As the fighting has almost stopped and Haftar’s offensive ended, there emerged new political voices, particularly in the East, informed the envoy, suggesting, “I think the first thing that is happening is the Libyans themselves are starting to say, ‘We need to find solutions here’. It’s Libyans who are pursuing the idea of a demilitarized zone around Sirte. We are encouraging that development and helping through the U.N. to explore these ideas further.”

US in favor of small-scale confidence-building measures

There are differing views on how to proceed with the political process in Libya as some countries suggest there needs to be a political solution before an agreement on a de-militarization zone around Sirte and oil resumption.

“I think this is one of the fundamental debates in the whole situation. It’s a kind of a chicken and egg situation; which comes first: The broad settlement which leads to steps on the ground or can we not find some specific smaller-scale steps, confidence building measures, the de-militarized zone around Sirte, resume oil production… Things that can build confidence and make it easier to come to a political settlement on the big issues,” the American envoy elaborated.

The U.S. is supporting making some progress on some specific things like Sirte and oil resumption, he added, but also underlining that Washington is trying to play a facilitator role in Libya by not picking sides.
“I think the fundamental tenet of the American policy is to try to help Libyans regain control of their sovereignty and their own fate,” Norland stated.

Haftar’s role in future Libya

On a question about a potential role of Haftar in the future of Libya as a military leader who is blamed for the attacks against the civilians, Norland said, “Well, it’s certainly true for those who experienced the siege that the idea of having Haftar on the other side of the negotiation table is not something they would welcome, to say the least.”
Norland drew the attention on the fact that the political focus has shifted onto other actors in the east but that Haftar is in a position to control certain armed groups with the big question of dismantling the militias in the course of political settlement.

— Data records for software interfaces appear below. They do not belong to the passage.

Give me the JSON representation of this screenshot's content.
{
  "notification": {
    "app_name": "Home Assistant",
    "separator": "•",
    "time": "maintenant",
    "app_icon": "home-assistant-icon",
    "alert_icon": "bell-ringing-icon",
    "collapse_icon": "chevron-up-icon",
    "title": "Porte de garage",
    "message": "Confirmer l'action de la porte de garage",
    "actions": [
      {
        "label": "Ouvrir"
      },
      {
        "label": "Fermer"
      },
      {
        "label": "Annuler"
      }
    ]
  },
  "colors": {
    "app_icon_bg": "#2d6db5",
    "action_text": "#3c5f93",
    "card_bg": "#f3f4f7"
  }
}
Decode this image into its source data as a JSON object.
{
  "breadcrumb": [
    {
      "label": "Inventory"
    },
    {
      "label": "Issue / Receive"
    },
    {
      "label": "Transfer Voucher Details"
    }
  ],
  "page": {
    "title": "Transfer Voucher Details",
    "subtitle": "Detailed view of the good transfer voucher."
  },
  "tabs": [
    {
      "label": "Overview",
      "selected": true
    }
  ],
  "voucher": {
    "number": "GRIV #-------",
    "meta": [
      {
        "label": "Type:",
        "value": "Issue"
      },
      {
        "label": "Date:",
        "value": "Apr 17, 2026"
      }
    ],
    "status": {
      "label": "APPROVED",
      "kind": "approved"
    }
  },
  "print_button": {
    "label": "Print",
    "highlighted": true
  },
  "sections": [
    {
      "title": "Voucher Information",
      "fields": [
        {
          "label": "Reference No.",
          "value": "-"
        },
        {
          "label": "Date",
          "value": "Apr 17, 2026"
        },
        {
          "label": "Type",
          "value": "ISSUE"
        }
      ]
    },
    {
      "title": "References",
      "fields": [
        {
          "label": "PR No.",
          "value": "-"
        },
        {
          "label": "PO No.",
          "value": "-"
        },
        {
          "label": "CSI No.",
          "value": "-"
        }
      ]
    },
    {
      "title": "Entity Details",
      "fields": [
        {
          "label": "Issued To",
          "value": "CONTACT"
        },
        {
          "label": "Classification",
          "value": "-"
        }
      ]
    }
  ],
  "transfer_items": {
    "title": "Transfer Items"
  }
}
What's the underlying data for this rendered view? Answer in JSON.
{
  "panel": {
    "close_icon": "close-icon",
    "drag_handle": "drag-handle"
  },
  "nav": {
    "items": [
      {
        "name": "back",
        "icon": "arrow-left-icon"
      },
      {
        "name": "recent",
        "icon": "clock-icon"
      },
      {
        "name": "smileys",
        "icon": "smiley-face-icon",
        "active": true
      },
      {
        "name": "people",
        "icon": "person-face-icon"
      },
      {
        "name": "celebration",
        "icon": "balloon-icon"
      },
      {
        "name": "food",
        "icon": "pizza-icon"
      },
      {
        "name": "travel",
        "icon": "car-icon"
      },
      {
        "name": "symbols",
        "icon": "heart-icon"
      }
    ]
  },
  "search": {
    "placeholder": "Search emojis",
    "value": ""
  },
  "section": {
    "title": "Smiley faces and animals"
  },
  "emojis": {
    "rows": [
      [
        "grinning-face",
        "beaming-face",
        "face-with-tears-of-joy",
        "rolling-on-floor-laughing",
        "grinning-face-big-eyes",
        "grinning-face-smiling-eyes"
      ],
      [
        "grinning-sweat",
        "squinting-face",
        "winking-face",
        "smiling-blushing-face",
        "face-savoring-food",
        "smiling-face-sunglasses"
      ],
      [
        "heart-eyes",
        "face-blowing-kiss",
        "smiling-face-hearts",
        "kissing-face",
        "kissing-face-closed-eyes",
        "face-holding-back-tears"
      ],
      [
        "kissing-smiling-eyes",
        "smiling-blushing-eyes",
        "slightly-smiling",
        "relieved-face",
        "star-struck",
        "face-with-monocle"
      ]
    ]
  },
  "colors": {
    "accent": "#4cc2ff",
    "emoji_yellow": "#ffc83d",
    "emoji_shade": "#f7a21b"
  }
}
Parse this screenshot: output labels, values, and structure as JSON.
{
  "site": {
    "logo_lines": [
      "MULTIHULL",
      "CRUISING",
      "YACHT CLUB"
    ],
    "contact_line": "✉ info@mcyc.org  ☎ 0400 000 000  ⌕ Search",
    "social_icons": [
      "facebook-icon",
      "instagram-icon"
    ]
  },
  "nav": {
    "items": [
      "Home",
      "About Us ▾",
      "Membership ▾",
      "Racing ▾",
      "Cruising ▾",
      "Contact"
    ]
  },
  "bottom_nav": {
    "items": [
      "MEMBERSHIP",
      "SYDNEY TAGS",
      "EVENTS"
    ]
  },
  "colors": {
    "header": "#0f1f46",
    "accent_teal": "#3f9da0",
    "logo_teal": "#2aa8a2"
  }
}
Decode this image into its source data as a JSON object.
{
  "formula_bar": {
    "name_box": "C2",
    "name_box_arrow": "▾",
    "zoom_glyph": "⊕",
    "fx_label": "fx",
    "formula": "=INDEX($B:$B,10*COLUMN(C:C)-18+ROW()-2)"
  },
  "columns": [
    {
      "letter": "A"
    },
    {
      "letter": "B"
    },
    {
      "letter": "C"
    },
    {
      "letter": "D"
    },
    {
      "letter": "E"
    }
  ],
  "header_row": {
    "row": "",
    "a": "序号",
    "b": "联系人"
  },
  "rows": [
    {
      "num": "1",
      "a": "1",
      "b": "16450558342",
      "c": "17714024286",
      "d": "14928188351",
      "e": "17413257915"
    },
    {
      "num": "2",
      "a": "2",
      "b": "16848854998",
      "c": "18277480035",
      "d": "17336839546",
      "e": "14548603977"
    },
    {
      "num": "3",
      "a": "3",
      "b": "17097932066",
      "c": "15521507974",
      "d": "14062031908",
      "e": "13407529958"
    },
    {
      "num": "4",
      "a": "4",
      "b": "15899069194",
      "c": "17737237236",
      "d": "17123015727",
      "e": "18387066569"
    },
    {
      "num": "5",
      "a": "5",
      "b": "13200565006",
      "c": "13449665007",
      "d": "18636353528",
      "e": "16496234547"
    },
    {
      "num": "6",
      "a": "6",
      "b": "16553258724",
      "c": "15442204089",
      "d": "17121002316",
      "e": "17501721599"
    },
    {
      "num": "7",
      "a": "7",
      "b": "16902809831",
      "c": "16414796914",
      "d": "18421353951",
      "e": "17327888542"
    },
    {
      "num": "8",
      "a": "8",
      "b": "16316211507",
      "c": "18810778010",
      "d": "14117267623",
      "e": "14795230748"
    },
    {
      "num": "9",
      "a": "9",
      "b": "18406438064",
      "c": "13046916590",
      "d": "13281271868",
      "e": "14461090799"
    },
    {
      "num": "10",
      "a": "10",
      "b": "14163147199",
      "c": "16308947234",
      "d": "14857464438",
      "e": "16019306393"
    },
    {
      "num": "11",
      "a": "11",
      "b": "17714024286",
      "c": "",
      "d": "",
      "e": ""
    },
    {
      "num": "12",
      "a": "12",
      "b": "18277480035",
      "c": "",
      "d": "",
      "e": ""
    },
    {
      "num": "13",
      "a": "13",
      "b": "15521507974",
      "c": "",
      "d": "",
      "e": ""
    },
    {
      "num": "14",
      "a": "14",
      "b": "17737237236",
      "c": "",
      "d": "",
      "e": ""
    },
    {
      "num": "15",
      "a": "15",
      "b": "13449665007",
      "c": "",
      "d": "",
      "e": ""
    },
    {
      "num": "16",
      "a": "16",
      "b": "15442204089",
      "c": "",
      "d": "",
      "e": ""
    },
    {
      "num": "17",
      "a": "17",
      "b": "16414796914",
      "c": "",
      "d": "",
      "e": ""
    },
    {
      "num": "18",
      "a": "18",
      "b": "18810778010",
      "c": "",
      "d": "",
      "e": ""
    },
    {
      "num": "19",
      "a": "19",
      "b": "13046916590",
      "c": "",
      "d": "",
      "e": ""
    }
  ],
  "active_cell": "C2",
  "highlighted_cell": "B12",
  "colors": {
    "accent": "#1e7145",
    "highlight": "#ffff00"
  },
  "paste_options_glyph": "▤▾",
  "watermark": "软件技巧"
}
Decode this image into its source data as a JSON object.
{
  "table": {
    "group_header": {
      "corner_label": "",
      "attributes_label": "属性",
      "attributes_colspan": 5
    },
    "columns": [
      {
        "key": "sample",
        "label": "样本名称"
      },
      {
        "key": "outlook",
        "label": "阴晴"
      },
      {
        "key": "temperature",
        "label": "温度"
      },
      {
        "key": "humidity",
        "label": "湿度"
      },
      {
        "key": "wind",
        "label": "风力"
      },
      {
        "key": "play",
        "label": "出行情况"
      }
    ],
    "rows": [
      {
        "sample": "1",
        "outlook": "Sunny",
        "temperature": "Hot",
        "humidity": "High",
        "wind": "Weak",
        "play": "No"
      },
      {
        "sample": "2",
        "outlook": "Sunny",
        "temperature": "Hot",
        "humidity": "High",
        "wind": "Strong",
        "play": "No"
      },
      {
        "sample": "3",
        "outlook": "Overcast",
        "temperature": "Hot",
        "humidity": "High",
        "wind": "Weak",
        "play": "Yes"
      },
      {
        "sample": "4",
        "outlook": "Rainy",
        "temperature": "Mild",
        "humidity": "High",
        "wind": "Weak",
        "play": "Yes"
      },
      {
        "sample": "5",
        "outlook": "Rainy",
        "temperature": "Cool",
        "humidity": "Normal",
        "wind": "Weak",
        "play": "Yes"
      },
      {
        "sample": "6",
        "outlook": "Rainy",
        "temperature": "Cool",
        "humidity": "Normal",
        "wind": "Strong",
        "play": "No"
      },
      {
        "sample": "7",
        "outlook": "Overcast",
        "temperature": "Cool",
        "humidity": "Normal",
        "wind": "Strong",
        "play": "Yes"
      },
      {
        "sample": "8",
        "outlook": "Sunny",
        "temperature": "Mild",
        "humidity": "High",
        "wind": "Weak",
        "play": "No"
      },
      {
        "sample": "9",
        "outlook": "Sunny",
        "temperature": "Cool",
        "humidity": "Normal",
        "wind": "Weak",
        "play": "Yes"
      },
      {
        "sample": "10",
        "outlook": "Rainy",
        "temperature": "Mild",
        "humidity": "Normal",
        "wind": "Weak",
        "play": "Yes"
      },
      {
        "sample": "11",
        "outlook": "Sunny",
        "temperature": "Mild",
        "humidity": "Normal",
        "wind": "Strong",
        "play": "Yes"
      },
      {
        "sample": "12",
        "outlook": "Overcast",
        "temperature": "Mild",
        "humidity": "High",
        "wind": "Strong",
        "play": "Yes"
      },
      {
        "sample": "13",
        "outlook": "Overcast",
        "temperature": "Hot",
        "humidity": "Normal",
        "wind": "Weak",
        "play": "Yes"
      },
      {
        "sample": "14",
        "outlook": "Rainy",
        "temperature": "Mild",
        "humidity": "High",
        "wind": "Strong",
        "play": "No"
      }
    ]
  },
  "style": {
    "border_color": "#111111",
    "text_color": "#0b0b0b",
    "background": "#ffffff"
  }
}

“It’s possible and one hopes that he plays a constructive role in helping to shape and build a new Libyan security construct. That’s something centrally that Libyans are going to have to decide. This is not something for us to decide,” he said.

‘Partition of Libya a nightmare’

Norland also commented on the concerns expressed by experts that Libya can be divided permanently as a result of the ongoing conflict with multiple foreign actors.

“There is a concern that this kind of a military stalemate around the central part of the country could lead to a de facto partition of Libya and possibly a formal partition of Libya. That’s of course a nightmare for the Libyans and certainly not something we support. That’s another reason why it’s important to begin to take steps to defuse the situation and keep it from being permanently locked in his kind of de facto partition,” he urged.

That’s why it’s important that the warring sides agree on the resumption of oil production under the proposal voiced by the National Oil Company of Libya, Norland said. “I think that’s why it’s especially important that oil production be resumed. Because if you have normal operations in the Oil Crescent, it removes the intensive for military forces to try to move in.”